Work on the redevelopment is progressing, Repton Parish Council has submitted an application to the Derbyshire assocoation of Local Councils for approval. If successful, this is then passed to the Department of Community and Local Government in London for final approval. Only then can the Treasury relase funds for the project to Repton Parish Council. Then the money would be given to Repton Villaage Hall Management Committee. We have a memorandum of understanding about how we work together thereafter.
The design has been finalised and the appointment of a professional team to run the project has started. This has been started now, whilst it does commit us to expense on fees, as we have the money to do this and are trying to get the project underway before it is too late to commence works in the winter. We have been advised both by other hall builders and those in the indusrty that starting after October 1st just increases the risk of increasing costs by having more weather delays than anticipated.
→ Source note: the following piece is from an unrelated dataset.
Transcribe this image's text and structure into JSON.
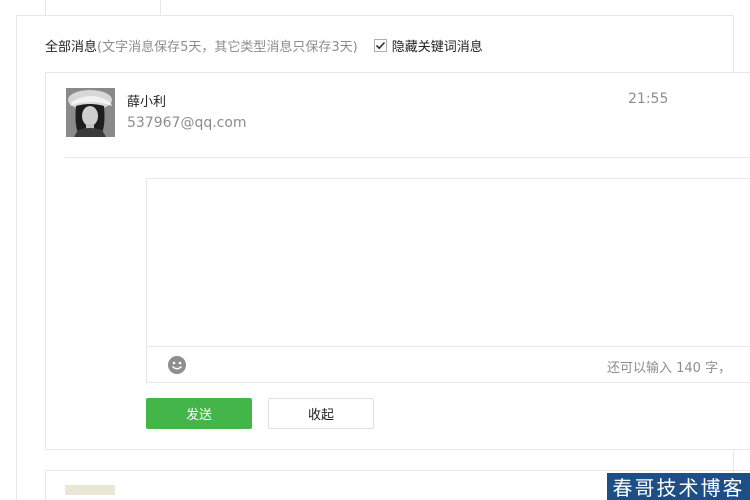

Delaying the project until a spring 2019 start will do nothing to help our declining income and the loss of spending power from the funds available and applied for. On a project of this size, that erosion can be more than £2000 a month, which is staggering, it is all due to inflation in the building indusrty.
If all goes to plan, we hope to start on or before October 1st. There will be a run down period as the hall has to be emptied and users relocated. Loss of income is anticipated and budgeted for. Repton School and the United Reform Church in Pinfold Lane have agrred to help users where they can.
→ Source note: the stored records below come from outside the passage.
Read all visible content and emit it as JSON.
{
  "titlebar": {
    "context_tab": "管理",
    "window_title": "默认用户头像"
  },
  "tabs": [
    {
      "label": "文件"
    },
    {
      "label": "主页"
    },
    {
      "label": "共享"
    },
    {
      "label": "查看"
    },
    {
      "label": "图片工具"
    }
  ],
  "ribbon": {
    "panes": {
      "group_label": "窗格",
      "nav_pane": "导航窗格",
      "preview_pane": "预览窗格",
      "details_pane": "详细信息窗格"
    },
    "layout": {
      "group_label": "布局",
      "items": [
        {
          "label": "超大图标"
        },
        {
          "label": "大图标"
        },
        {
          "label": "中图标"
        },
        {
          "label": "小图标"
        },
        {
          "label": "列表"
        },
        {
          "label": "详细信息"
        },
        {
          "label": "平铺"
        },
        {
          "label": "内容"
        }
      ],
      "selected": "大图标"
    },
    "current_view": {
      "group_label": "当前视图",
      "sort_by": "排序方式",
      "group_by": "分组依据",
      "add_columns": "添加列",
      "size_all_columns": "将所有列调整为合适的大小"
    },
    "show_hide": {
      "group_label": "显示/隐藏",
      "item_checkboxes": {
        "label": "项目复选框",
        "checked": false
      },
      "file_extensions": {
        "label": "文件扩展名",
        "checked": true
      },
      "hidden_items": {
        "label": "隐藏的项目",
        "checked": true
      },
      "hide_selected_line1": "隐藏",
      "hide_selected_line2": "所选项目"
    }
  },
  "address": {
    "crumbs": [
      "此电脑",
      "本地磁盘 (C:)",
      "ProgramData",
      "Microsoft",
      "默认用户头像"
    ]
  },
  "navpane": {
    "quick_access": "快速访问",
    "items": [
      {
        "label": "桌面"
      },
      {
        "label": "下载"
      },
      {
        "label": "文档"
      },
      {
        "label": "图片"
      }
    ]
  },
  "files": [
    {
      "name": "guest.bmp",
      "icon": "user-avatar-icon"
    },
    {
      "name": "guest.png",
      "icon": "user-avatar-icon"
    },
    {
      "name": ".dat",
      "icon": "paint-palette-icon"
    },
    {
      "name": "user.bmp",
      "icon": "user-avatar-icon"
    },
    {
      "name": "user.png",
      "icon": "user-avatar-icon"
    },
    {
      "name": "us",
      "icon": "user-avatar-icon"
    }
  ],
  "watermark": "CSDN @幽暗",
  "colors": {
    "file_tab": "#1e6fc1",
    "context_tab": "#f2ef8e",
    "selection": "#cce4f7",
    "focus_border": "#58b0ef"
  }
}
Attempts are now beginning to seek other funding sources as any extra will enable us to complete the project fully, particularly in terms of fitting out the building. It will be tight otherwise we think, but cannot really know this until tenders come back which we hope will be in June. All the technical work has to take place first.
Finally, as this whole saga has been simmering since 1999, a history has compiled to explain how it was decided that the hall had to be replaced. The next question was how to replace it; to recondition with panels, rebuild in phases or all in one go? The public consultation process and media atention is documented. All of this is covered up to the decision point in 2013 that led to the planning application in 2014. The story from 2014 onwards has been about how to raise money for the project which culminated in the referendum in November 2017 and the Parish Council vote in April 2018. Before that vote there was much discussion about views put forward by individuals who reopened the design question and also the hall was assessed by potential refurbishers to try and find a cheaper option. In the end it was felt that it would be too risky to start a several hundreds of thousands of pound repair that may not actually work or, if it did, might only gain us 10 years of use. The history will be put on line when it is finished as we want to continue the culture of complete transparency pursued throught this saga.